The poll warned that Pritzker has an ace up his sleeve — his vast wealth. He can spend any amount of money on pro-amendment radio and television advertising.

Pritzker has "near unlimited resources and he will continue to dump millions (of dollars) in promoting his 'Fair Tax.' He'll need to keep doing that if he has any chance of succeeding," the memo states.

Since politics is war by other means, the campaign is likely to get nasty. Pritzker already has targeted the super-rich he claims don't pay their fair share.
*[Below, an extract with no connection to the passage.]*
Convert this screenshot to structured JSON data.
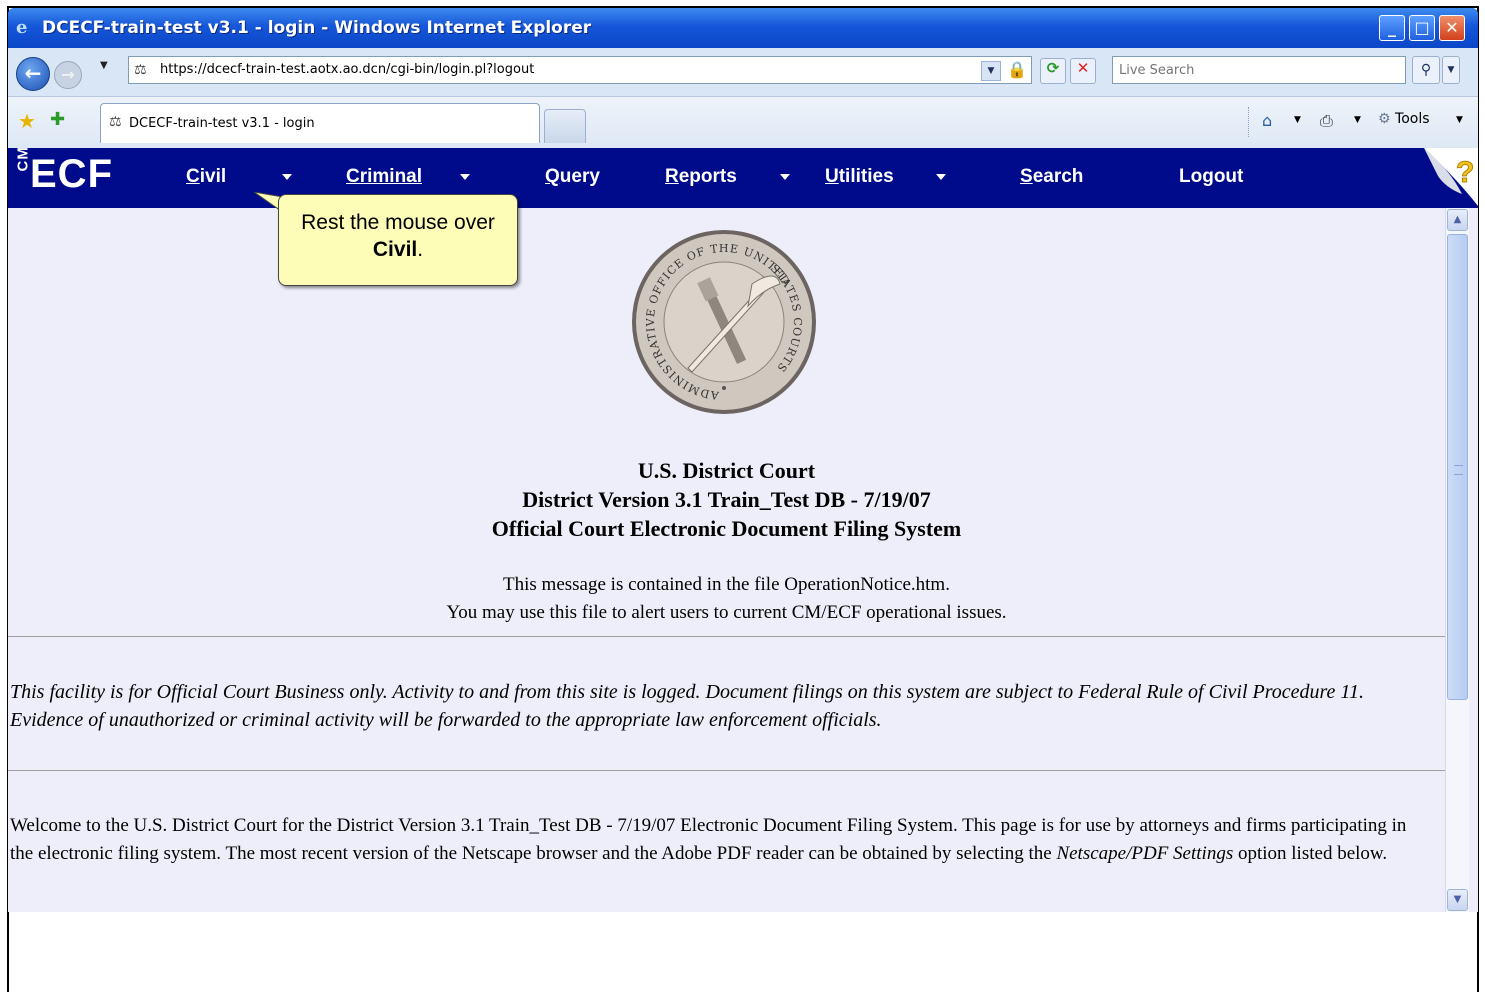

So look for more hostile rhetoric that targets upper-income earners.

But the memo said polling shows Pritzker also has weaknesses that can be exploited.

One is the pending criminal investigation into the alleged property tax fraud at one of Pritzker's Chicago mansions

The other is his association with Democratic House Speaker Michael Madigan, the widely unpopular leader of Illinois Democrats.

The poll revealed that 44 percent agreed with the following statement, "J.B. Pritzker partnered with Mike Madigan to write a tax plan that gives a blank check to Illinois politicians."

Just 33 percent agreed with the following statement, "J.B. Pritzker partnered with Mike Madigan to pass a fair tax to make the wealthy pay their fair share."

* Word of the day: malleable. It means "pliable, pliant, soft, workable, shapable, moldable."

Jim Dey, a member of The News-Gazette staff, can be reached at jdey@news-gazette.com or 217-351-5369.

Opinions Editor

Jim Dey is a staff writer for The News-Gazette. His email is jdey@news-gazette.com.